Under NetzDG, a social-media platform can be fined up to €50million (£44million) if it does not remove blatantly illegal material within 24 hours. Hate speech or fake news that is not unequivocally illegal must be removed within seven days, or a lesser fine could be imposed. This measure will inevitably have a chilling effect on free speech. Facebook and Twitter have reportedly recruited many hundreds of German-language moderators to sift through the huge volume of material posted on their sites. No doubt there will be strong desire to play it safe and delete any material that could be considered troublesome.

In Britain, a trenchant parliamentary report on social media, published by the Department for Digital, Culture, Media & Sport (DCMS) select committee, recently gained widespread publicity. Among its recommendations was, in line with the precedent set by the NetzDG, giving technology firms clear legal liability for ‘harmful and illegal content’. This pushes censorship even further by proposing that social-media platforms should be responsible for material deemed harmful even if it is perfectly legal.

As it happens, the DCMS was pushing at an open door. The government is already in the process of extensively reviewing laws regarding the internet. It has completed a consultation over an Internet Safety Strategy, which entails extensive new controls over the internet. A White Paper, proposing future legislation, is expected before the end of the year. And all this is on top of the Digital Charter on internet safety published in January and the Data Protection Act 2018, which incorporates the EU’s GDPR into British law. The overall effect is that use of the internet will be far more regulated than it was in the past.

If this international legislative onslaught is designed to keep anyone safe, it is not the vulnerable but the political elites themselves. Public criticisms of those in power will find it harder to gain an airing. It represents a comprehensive assault on freedom of speech. Resisting this offensive is essential for all those who believe in democracy.

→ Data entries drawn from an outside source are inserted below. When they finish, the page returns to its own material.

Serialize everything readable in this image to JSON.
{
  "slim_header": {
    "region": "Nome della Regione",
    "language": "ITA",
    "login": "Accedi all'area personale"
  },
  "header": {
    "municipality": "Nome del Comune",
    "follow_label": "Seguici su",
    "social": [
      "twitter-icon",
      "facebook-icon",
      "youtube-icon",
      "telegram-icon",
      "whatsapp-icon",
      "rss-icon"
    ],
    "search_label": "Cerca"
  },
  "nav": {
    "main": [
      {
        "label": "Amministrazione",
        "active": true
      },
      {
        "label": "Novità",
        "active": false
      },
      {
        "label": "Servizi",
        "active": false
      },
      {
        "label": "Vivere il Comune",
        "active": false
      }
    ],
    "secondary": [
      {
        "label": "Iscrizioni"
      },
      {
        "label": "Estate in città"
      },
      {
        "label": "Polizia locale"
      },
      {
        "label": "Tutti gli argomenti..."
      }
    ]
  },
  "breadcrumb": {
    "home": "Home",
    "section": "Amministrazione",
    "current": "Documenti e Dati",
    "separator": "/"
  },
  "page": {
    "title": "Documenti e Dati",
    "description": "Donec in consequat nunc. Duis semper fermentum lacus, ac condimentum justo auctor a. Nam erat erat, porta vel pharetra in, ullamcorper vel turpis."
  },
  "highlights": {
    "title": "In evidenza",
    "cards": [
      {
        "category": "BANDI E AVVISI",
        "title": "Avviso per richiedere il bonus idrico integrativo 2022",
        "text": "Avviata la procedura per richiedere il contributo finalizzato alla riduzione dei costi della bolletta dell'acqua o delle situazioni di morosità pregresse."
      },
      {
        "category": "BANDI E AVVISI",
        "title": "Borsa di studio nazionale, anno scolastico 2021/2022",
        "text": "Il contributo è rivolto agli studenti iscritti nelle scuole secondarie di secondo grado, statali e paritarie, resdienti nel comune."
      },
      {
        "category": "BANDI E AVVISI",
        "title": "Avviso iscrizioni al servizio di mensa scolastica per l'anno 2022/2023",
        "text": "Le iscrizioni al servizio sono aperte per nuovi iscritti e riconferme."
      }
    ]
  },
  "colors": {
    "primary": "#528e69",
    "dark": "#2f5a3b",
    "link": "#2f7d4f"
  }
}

Daniel Ben-Ami is a writer based in London. Visit his website here. An expanded version of Ferraris for All: In Defence of Economic Progress is available in paperback. (Buy this book from Amazon (UK).)

The People Vs Tech: How the internet is killing democracy (and how we save it), by Jamie Bartlett, is published by Ebury Press. (Buy this book from Amazon(UK)).

The week
on spiked

Your weekly round-up
of spiked opinion, 
every Friday

Must-reads from
the spiked review

Long-reads from leading thinkers,
every Sunday

More from this issue

Democracy’s shadow

Matthew Goodwin

Democracy’s shadow

The myth of a New Nazism

Udi Greenberg

The myth of a New Nazism

Italy: the rise of the techno-populists

Carlo Invernizzi Accetti

Italy: the rise of the techno-populists

Everything has changed

Tom Slater

Everything has changed

Whither Podemos?

Miguel Murado

Whither Podemos?